WORK TO COMPLETE: A verbatim reproduction of all the entries is needed.

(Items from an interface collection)
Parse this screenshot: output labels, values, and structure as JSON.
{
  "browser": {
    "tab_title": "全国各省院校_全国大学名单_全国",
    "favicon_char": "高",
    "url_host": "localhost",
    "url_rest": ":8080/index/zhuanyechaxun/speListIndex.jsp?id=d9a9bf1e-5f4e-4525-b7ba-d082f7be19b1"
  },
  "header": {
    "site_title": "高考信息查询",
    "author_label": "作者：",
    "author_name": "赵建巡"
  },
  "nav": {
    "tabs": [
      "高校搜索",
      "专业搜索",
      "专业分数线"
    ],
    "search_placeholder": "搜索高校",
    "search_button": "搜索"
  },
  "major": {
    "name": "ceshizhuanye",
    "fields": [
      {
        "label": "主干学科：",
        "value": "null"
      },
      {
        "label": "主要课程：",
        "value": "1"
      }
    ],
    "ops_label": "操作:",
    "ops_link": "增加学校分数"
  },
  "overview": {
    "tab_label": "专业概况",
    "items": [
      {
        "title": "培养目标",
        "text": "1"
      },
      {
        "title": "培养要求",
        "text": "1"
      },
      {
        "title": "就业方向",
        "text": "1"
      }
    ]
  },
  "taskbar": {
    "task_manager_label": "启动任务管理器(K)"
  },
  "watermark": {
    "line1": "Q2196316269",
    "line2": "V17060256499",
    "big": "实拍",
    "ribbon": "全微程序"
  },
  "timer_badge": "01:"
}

TASK OUTPUT:
Parse this screenshot: output labels, values, and structure as JSON.
{
  "browser": {
    "tab_title": "全国各省院校_全国大学名单_全国",
    "favicon_char": "高",
    "url_host": "localhost",
    "url_rest": ":8080/index/zhuanyechaxun/speListIndex.jsp?id=d9a9bf1e-5f4e-4525-b7ba-d082f7be19b1"
  },
  "header": {
    "site_title": "高考信息查询",
    "author_label": "作者：",
    "author_name": "赵建巡"
  },
  "nav": {
    "tabs": [
      "高校搜索",
      "专业搜索",
      "专业分数线"
    ],
    "search_placeholder": "搜索高校",
    "search_button": "搜索"
  },
  "major": {
    "name": "ceshizhuanye",
    "fields": [
      {
        "label": "主干学科：",
        "value": "null"
      },
      {
        "label": "主要课程：",
        "value": "1"
      }
    ],
    "ops_label": "操作:",
    "ops_link": "增加学校分数"
  },
  "overview": {
    "tab_label": "专业概况",
    "items": [
      {
        "title": "培养目标",
        "text": "1"
      },
      {
        "title": "培养要求",
        "text": "1"
      },
      {
        "title": "就业方向",
        "text": "1"
      }
    ]
  },
  "taskbar": {
    "task_manager_label": "启动任务管理器(K)"
  },
  "watermark": {
    "line1": "Q2196316269",
    "line2": "V17060256499",
    "big": "实拍",
    "ribbon": "全微程序"
  },
  "timer_badge": "01:"
}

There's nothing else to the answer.